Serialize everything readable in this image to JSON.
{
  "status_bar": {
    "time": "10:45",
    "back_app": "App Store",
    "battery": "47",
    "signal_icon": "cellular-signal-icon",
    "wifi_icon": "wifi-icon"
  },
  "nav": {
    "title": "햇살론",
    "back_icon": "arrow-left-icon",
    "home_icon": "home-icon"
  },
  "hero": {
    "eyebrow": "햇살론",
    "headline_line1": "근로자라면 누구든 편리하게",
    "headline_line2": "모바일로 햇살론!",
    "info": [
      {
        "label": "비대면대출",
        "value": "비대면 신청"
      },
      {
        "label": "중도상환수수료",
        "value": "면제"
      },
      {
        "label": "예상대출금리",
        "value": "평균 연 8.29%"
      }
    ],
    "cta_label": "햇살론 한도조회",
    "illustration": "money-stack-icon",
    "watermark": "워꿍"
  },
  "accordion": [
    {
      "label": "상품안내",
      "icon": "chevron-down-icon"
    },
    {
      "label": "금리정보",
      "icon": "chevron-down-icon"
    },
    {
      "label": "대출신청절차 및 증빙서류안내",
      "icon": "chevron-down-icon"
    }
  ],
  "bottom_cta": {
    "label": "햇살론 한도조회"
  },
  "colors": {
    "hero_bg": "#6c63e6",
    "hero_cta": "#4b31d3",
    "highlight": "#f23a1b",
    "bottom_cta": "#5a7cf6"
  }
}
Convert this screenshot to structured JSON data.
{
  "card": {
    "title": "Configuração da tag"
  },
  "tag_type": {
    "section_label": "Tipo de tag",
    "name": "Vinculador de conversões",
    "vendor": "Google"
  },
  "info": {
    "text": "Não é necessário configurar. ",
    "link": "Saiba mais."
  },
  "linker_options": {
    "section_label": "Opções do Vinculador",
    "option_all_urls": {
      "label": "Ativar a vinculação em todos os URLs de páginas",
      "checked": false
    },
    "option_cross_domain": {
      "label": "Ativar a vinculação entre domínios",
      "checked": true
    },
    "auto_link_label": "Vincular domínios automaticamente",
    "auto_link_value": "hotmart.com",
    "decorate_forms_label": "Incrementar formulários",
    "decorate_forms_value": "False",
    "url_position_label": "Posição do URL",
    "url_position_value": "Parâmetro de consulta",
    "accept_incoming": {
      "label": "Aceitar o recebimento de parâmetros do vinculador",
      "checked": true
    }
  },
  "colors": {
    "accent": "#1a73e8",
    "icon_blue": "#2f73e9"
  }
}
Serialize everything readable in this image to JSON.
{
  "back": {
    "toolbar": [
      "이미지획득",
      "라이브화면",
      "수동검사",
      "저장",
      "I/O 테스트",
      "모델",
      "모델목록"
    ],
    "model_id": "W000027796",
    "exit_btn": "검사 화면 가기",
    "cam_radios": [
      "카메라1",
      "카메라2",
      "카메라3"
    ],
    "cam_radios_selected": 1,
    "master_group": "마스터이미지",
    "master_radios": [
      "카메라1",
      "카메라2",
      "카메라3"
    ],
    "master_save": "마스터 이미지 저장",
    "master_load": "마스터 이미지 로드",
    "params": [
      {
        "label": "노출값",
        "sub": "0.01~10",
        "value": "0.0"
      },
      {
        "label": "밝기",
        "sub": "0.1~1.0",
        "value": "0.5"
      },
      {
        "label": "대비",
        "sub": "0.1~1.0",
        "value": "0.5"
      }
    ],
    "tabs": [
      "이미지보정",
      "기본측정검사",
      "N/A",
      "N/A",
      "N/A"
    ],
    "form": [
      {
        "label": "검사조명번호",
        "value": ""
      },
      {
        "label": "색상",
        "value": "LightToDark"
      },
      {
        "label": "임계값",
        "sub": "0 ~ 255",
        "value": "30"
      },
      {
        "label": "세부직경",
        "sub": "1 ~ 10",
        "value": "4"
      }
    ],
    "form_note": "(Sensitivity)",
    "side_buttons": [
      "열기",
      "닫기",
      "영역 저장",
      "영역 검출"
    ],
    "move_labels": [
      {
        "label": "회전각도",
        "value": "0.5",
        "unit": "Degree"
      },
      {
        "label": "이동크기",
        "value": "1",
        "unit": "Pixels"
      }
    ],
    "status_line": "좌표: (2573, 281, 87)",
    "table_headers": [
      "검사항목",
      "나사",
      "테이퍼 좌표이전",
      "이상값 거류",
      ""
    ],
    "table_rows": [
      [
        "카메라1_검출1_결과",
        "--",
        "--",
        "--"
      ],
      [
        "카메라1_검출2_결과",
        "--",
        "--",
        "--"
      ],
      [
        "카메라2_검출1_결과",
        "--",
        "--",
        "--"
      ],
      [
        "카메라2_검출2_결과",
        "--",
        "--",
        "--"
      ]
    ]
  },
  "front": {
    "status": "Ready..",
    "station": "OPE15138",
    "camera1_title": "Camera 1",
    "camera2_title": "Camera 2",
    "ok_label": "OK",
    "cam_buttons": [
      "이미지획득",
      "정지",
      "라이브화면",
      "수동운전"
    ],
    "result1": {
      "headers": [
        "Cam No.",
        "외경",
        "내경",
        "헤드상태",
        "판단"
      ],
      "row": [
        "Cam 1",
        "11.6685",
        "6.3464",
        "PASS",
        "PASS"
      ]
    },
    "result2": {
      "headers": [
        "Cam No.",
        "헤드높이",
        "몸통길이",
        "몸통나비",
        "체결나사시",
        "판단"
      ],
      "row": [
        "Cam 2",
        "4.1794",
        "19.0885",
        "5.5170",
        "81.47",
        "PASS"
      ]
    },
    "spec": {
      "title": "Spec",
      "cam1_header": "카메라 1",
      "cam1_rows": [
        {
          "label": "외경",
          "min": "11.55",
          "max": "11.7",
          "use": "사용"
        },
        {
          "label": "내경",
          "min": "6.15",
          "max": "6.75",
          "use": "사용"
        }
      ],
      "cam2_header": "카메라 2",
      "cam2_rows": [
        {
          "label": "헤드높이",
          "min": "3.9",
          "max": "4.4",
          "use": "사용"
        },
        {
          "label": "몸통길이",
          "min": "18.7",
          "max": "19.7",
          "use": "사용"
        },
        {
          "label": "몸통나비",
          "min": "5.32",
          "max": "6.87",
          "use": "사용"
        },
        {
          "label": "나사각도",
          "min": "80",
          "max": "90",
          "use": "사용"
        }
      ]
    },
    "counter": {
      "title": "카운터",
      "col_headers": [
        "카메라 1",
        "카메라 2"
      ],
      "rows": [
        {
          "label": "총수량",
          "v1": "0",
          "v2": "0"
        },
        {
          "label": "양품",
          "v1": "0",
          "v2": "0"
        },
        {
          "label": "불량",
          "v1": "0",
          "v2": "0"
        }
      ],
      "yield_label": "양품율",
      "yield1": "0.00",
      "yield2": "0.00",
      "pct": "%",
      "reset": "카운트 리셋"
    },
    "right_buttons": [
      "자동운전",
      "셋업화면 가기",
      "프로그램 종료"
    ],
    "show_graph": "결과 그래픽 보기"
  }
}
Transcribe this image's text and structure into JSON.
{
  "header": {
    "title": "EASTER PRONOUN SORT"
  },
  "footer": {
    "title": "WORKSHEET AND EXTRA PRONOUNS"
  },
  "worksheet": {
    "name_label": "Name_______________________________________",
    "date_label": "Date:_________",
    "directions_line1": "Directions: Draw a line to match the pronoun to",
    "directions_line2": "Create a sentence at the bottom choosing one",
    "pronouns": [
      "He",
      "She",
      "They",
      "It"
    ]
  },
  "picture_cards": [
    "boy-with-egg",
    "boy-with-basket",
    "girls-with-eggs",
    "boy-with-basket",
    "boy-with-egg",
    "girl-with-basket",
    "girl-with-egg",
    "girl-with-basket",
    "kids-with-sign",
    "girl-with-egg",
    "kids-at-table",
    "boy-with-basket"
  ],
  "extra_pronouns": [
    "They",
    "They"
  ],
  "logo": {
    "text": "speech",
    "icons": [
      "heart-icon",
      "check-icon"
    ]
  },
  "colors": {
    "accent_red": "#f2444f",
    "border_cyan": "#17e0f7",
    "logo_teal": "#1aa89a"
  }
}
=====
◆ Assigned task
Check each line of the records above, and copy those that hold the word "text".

◆ Completed exercise
    "text": "Não é necessário configurar. ",
Transcribe this image's text and structure into JSON.
    "text": "speech",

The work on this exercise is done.